The small distillery occupies a historic building in Troyes which sits opposite the regal Troyes Cathedral. “Our cellar is the oldest building in the city. It was used to store a tenth of the harvest which was always given to the church. Then the Canons lived in the house which occupied the space where our shop now is.  Afterwards, wine merchants occupied the cellar to store their wines and also built the distillery,” explains Alexandre.

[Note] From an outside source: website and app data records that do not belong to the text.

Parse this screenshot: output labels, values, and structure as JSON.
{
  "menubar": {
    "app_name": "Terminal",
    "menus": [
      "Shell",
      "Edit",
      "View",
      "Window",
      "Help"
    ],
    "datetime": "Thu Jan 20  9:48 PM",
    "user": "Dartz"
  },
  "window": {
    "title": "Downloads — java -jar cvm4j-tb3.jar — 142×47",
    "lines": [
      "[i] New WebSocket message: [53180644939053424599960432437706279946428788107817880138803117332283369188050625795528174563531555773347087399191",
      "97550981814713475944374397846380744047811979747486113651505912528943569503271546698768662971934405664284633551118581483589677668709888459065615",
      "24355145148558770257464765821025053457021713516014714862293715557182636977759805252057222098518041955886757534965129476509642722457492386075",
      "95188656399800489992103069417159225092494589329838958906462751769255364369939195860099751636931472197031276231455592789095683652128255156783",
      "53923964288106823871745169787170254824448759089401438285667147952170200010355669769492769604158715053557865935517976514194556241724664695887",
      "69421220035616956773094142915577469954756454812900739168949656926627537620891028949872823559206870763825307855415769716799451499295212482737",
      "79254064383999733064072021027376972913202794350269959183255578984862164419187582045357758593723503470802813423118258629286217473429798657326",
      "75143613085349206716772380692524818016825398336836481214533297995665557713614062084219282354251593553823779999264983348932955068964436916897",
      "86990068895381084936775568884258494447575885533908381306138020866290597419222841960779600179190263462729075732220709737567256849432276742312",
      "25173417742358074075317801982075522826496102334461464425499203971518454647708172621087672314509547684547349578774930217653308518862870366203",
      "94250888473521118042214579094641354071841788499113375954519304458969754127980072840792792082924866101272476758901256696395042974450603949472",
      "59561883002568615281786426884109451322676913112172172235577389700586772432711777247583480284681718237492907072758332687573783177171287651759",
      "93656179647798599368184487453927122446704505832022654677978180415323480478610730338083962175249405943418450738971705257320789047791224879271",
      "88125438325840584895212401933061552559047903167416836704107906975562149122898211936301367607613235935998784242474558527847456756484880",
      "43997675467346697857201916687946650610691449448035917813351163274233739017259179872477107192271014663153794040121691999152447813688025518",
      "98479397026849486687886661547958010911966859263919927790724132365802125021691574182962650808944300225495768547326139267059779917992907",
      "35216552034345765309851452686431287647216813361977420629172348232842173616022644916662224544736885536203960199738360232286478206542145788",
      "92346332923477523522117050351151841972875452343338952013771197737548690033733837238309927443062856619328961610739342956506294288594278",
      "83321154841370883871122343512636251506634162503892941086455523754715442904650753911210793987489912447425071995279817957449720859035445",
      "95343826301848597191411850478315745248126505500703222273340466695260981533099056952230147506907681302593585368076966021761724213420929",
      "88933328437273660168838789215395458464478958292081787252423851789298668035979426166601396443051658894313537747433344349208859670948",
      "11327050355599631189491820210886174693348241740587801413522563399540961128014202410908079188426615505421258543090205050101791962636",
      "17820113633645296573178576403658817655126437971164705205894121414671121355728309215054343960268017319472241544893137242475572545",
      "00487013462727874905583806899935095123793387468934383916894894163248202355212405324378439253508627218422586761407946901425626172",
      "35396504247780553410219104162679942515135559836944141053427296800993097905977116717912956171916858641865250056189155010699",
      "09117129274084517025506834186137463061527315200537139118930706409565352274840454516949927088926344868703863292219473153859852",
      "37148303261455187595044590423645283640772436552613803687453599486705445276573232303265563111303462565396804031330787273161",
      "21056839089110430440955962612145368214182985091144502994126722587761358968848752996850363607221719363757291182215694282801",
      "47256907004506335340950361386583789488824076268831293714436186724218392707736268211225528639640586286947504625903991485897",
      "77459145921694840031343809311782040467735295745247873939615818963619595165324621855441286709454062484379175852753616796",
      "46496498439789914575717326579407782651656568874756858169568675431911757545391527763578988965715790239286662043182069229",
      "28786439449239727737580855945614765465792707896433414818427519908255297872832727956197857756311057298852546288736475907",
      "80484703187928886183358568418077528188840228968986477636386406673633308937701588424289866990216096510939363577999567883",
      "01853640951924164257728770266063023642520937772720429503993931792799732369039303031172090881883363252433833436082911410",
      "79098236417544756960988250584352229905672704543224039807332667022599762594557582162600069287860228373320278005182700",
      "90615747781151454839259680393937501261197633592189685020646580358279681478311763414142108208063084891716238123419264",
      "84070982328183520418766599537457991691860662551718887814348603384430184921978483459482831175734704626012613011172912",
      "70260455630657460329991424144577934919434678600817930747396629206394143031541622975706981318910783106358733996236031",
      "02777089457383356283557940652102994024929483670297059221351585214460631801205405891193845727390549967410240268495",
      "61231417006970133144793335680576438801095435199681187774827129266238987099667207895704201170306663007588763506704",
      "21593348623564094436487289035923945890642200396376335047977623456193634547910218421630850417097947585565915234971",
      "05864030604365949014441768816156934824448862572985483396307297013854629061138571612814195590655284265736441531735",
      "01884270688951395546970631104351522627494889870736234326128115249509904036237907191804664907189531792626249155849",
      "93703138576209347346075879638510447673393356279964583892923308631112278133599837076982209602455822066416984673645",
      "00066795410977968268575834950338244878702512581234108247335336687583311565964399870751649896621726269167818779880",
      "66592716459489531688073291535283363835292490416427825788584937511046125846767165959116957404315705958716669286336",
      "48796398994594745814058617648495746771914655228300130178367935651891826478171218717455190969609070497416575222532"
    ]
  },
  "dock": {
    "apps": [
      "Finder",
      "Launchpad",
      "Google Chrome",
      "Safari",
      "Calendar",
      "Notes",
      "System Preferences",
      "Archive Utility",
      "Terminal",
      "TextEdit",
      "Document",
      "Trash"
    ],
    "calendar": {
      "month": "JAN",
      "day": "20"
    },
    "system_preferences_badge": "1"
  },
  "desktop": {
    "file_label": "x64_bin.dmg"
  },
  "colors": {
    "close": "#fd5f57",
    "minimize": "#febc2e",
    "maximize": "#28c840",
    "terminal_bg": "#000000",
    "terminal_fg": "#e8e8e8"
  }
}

The next stop on this artisanal journey was the charming village of Chaource renowned for its floral crust cheese. Fromagerie de Mussy at 30 Route De Maisons-Les-Chaource – 10210 Chaource is the unassuming dairy belonging to Stéphanie and Christophe who together produce the only cheese in the region permitted to carry the artisan label. “I bought the fromargerie in 1995 when I was 23 years old and single. It has always been owned by women. Then I met my husband and he is now the main cheesemaker,” Stéphanie adds as she walks me outside the cold room where milk becomes Chaource cheese in just five days. Once that happens it’s wrapped, labelled and delivered to Paris and other major cities.

All of the milk required for the cheese-making comes from within 15 kilometres and in 2018 Fromagerie de Mussy produced 62 tonnes of cheese between just six people. As well as the signature Chaource Stéphanie also produces cottage cheese, cream and 13 other regional specialities. Locals and passers-by bring empty pots and leave with exactly the amount they might need. It would not do to waste artisanal produce.

As I concluded my journey it had me thinking. With the festive season approaching it may bode well to skip the conventional Christmas markets and delve a little deeper in favour of an artisanal food road trip through Aube Champagne. Champagne, liqueur and cheese all hand-made by people you’d meet face to face. If nothing else think of the stories you could tell around the dinner table.


Getting around: The best way to get around Aube Champagne is by car. Information on car hire can be sought at the Tourist Information Centre in Troyes located at 16, rue Aristide Briand – 10000 TROYES. You may also telephone them on: